● Supplied entries
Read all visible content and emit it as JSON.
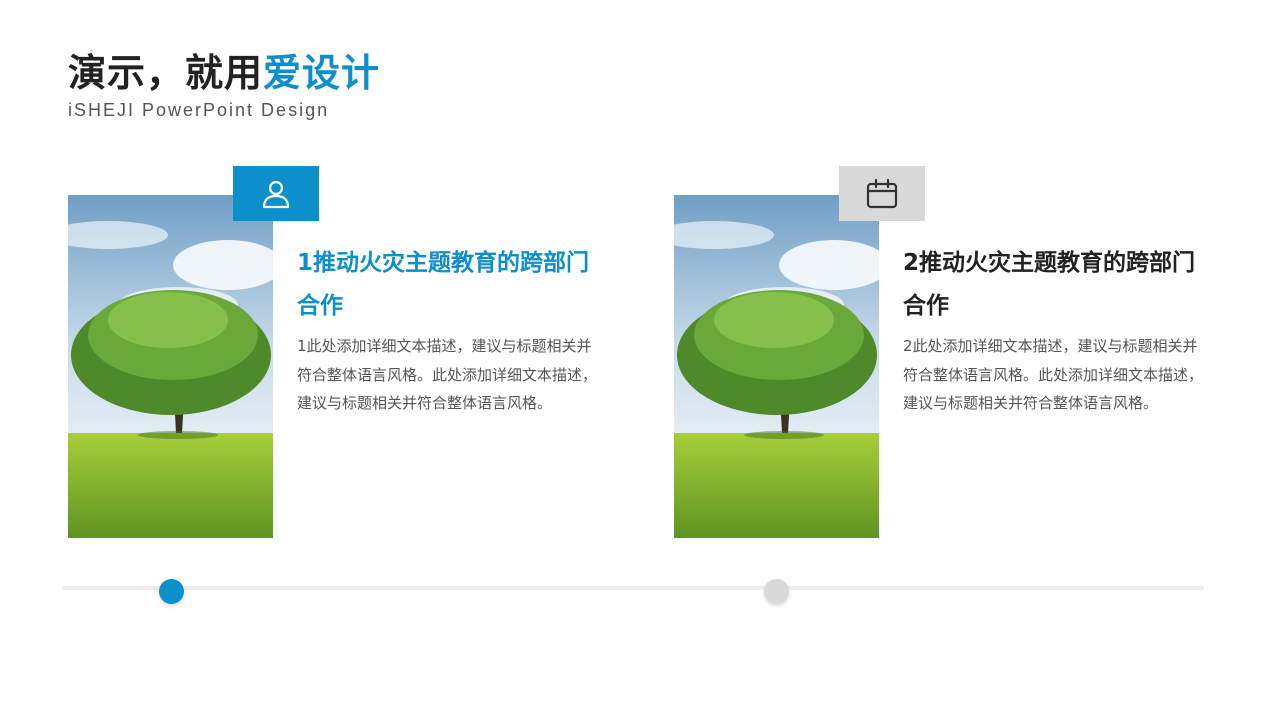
{
  "header": {
    "title_main": "演示，就用",
    "title_accent": "爱设计",
    "subtitle": "iSHEJI PowerPoint Design"
  },
  "colors": {
    "accent": "#0d8fcb",
    "dark_text": "#222222",
    "inactive": "#d9d9d9",
    "body_text": "#555555"
  },
  "cards": [
    {
      "icon": "user-icon",
      "active": true,
      "title": "1推动火灾主题教育的跨部门合作",
      "description": "1此处添加详细文本描述，建议与标题相关并符合整体语言风格。此处添加详细文本描述，建议与标题相关并符合整体语言风格。"
    },
    {
      "icon": "calendar-icon",
      "active": false,
      "title": "2推动火灾主题教育的跨部门合作",
      "description": "2此处添加详细文本描述，建议与标题相关并符合整体语言风格。此处添加详细文本描述，建议与标题相关并符合整体语言风格。"
    }
  ],
  "timeline": {
    "steps": 2,
    "active_step": 1
  }
}
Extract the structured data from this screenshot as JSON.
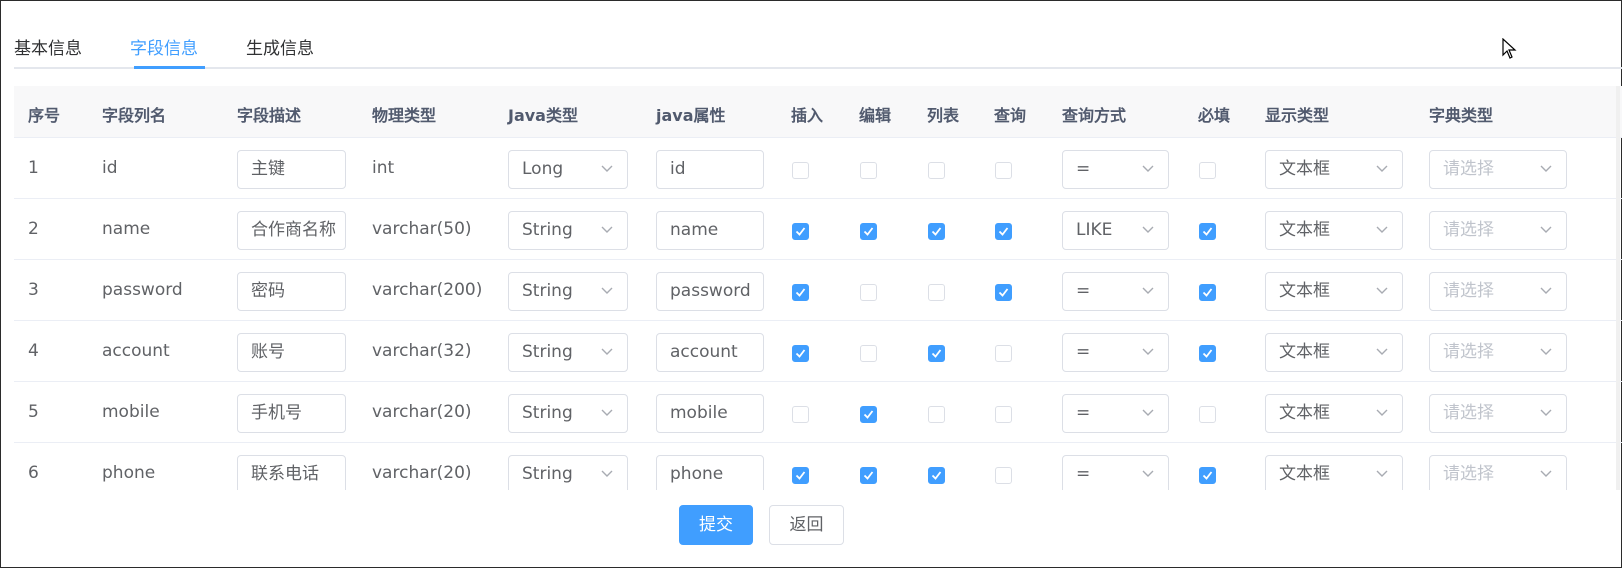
{
  "tabs": [
    {
      "label": "基本信息",
      "active": false
    },
    {
      "label": "字段信息",
      "active": true
    },
    {
      "label": "生成信息",
      "active": false
    }
  ],
  "table": {
    "headers": [
      "序号",
      "字段列名",
      "字段描述",
      "物理类型",
      "Java类型",
      "java属性",
      "插入",
      "编辑",
      "列表",
      "查询",
      "查询方式",
      "必填",
      "显示类型",
      "字典类型"
    ],
    "rows": [
      {
        "index": "1",
        "column": "id",
        "desc": "主键",
        "physical": "int",
        "javaType": "Long",
        "javaField": "id",
        "insert": false,
        "edit": false,
        "list": false,
        "query": false,
        "queryType": "=",
        "required": false,
        "htmlType": "文本框",
        "dict": "请选择"
      },
      {
        "index": "2",
        "column": "name",
        "desc": "合作商名称",
        "physical": "varchar(50)",
        "javaType": "String",
        "javaField": "name",
        "insert": true,
        "edit": true,
        "list": true,
        "query": true,
        "queryType": "LIKE",
        "required": true,
        "htmlType": "文本框",
        "dict": "请选择"
      },
      {
        "index": "3",
        "column": "password",
        "desc": "密码",
        "physical": "varchar(200)",
        "javaType": "String",
        "javaField": "password",
        "insert": true,
        "edit": false,
        "list": false,
        "query": true,
        "queryType": "=",
        "required": true,
        "htmlType": "文本框",
        "dict": "请选择"
      },
      {
        "index": "4",
        "column": "account",
        "desc": "账号",
        "physical": "varchar(32)",
        "javaType": "String",
        "javaField": "account",
        "insert": true,
        "edit": false,
        "list": true,
        "query": false,
        "queryType": "=",
        "required": true,
        "htmlType": "文本框",
        "dict": "请选择"
      },
      {
        "index": "5",
        "column": "mobile",
        "desc": "手机号",
        "physical": "varchar(20)",
        "javaType": "String",
        "javaField": "mobile",
        "insert": false,
        "edit": true,
        "list": false,
        "query": false,
        "queryType": "=",
        "required": false,
        "htmlType": "文本框",
        "dict": "请选择"
      },
      {
        "index": "6",
        "column": "phone",
        "desc": "联系电话",
        "physical": "varchar(20)",
        "javaType": "String",
        "javaField": "phone",
        "insert": true,
        "edit": true,
        "list": true,
        "query": false,
        "queryType": "=",
        "required": true,
        "htmlType": "文本框",
        "dict": "请选择"
      }
    ]
  },
  "actions": {
    "submit": "提交",
    "back": "返回"
  },
  "colors": {
    "accent": "#409eff",
    "border": "#dcdfe6",
    "header_bg": "#f8f8f9"
  }
}
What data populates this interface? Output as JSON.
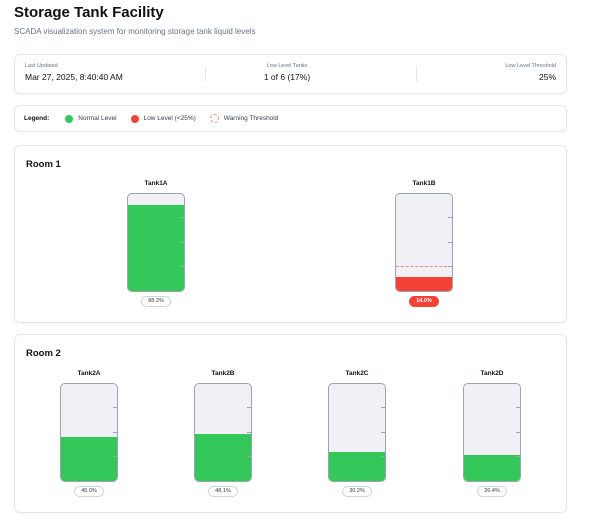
{
  "header": {
    "title": "Storage Tank Facility",
    "subtitle": "SCADA visualization system for monitoring storage tank liquid levels"
  },
  "stats": {
    "last_updated_label": "Last Updated",
    "last_updated_value": "Mar 27, 2025, 8:40:40 AM",
    "low_level_tanks_label": "Low Level Tanks",
    "low_level_tanks_value": "1 of 6 (17%)",
    "threshold_label": "Low Level Threshold",
    "threshold_value": "25%"
  },
  "legend": {
    "title": "Legend:",
    "normal": "Normal Level",
    "low": "Low Level (<25%)",
    "warning": "Warning Threshold"
  },
  "colors": {
    "normal": "#34c759",
    "low": "#f44336",
    "threshold": "#f08a7a"
  },
  "threshold_level": 0.25,
  "rooms": [
    {
      "title": "Room 1",
      "tanks": [
        {
          "name": "Tank1A",
          "level": 0.882,
          "label": "88.2%",
          "status": "normal"
        },
        {
          "name": "Tank1B",
          "level": 0.14,
          "label": "14.0%",
          "status": "low"
        }
      ]
    },
    {
      "title": "Room 2",
      "tanks": [
        {
          "name": "Tank2A",
          "level": 0.45,
          "label": "45.0%",
          "status": "normal"
        },
        {
          "name": "Tank2B",
          "level": 0.481,
          "label": "48.1%",
          "status": "normal"
        },
        {
          "name": "Tank2C",
          "level": 0.302,
          "label": "30.2%",
          "status": "normal"
        },
        {
          "name": "Tank2D",
          "level": 0.264,
          "label": "26.4%",
          "status": "normal"
        }
      ]
    }
  ]
}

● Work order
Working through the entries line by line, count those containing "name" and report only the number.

● Reply
8